On Monday, we published the 3rd place finalist in our 2020 Summer Short Story Award for New Writers, which was selected by Kali Anstine-Fajardo. You can read Dayna Cobarrubias’s wonderful “Como La Flor” here, and then read her interview with Melissa Hinshaw below:
My favorite part about “Como La Flor” is definitely the characters. How did you come up with them, or how did they come to you?
The characters were inspired by own experience. Much of my work is a form of individual processing, a way to unpack and heal the scars of assimilation. With “Como La Flor” I wanted to confront my own shadows as a woman with both privileged and marginalized identities, and explore how people of color can still play a role in replicating the same systems they are working to dismantle.
You work at a non-profit—how does that inform the way you write, or what you write about?
My motivation for my work in the nonprofit sector and writing share a common theme; to work for racial equity, justice, and liberation. In my writing, however, I examine how the systemic issues I tackle in my work impact individuals on a personal and interpersonal level. In this story in particular, I wanted to highlight some of the hypocrisies inherent in Mari’s character and used her role as a non-profit executive to do this. There is this concept of the nonprofit industrial complex which criticizes the sector for obstructing social change. Mari, for example, is a non-profit leader who believes she is “woke” but still holds a paternalistic view on the ways in which she is “helping” others who are less privileged than her.
This story’s great strength is the way it integrates so many important themes. Work, friendship, family, womanhood, culture, language, romance, religion, and more. Was that your aim in writing this piece, or did these themes arise naturally as you began creating Mari, Delia, and their worlds? Which came first?
The story originated from the themes. The relationship between Mari and Delia became the springboard to explore both their commonalities and differences as two Latinas who in part are bonded by family, womanhood, and religion, yet also have divergent experiences and perspectives that stem from their various identities related to class, citizenship, and language. Mari’s insecurities and contradictions are reflected back to her through her relationship with her housekeeper Delia who shares her ethnic identity but lacks Mari’s class and citizenship privilege.
We know you’re working on your first novel—tell us about it! Does “Como La Flor” lay the groundwork for or play a part in it at all, or is it totally unrelated? Does it contain any similar themes?

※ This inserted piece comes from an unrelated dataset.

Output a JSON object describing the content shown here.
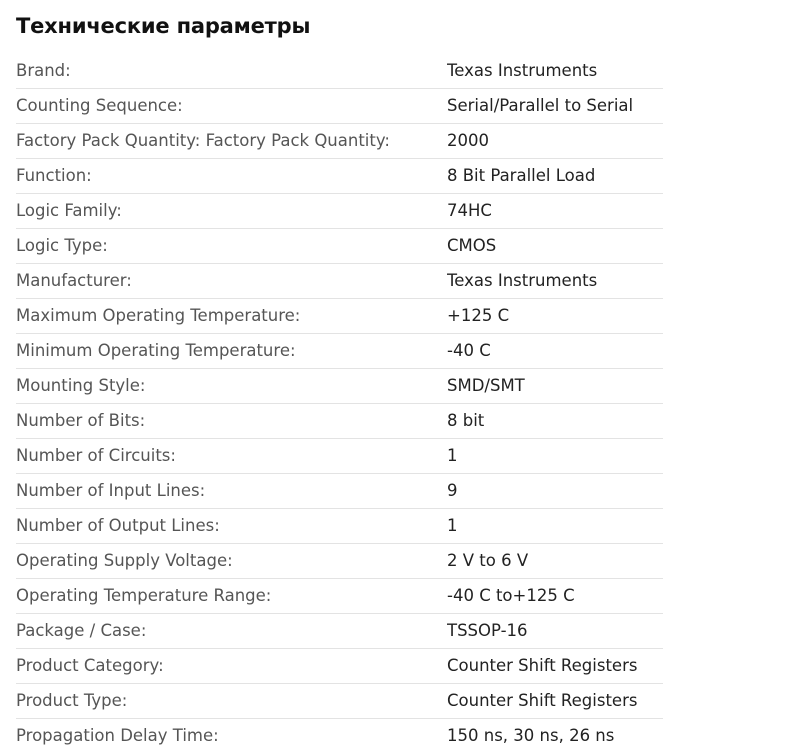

Battle at St. Martha’s is a coming of age story of Felicity Campos, a privileged, ambitious brown girl who battles the daily microaggressions of private school life while struggling to find self-acceptance. Her Spanish is limited to pet names and swear words and she doesn’t consider herself different until she meets her new classmates, the “Legacy Girls” at St. Martha’s Academy. As a middle-class “coconut,” she struggles to connect with both her Mexican background and prep school culture. The novel shares similar themes of racial authenticity and ambivalence with “Como La Flor” but from an adolescent perspective of a young women struggling to define herself on her own terms as she experiences the pressure of different identities projected on her. Felicity, in essence, could be a younger version of Delia.
If “Como La Flor” had a playlist, what songs would be on it? In addition to the obvious, of course!
Definitely some breakup and single girl anthems in addition to some odes to the California cannabis lifestyle. “Sorry” by Beyonce, “Independent” by Webbie, “Beverly Hills” by Weezer, “Best Life” by Cardi B, “I Get So Lonely” by Janet Jackson, and “Sativa” by Jhene Aiko…you can check out the full list on Spotify.
interviewed by Melissa Hinshaw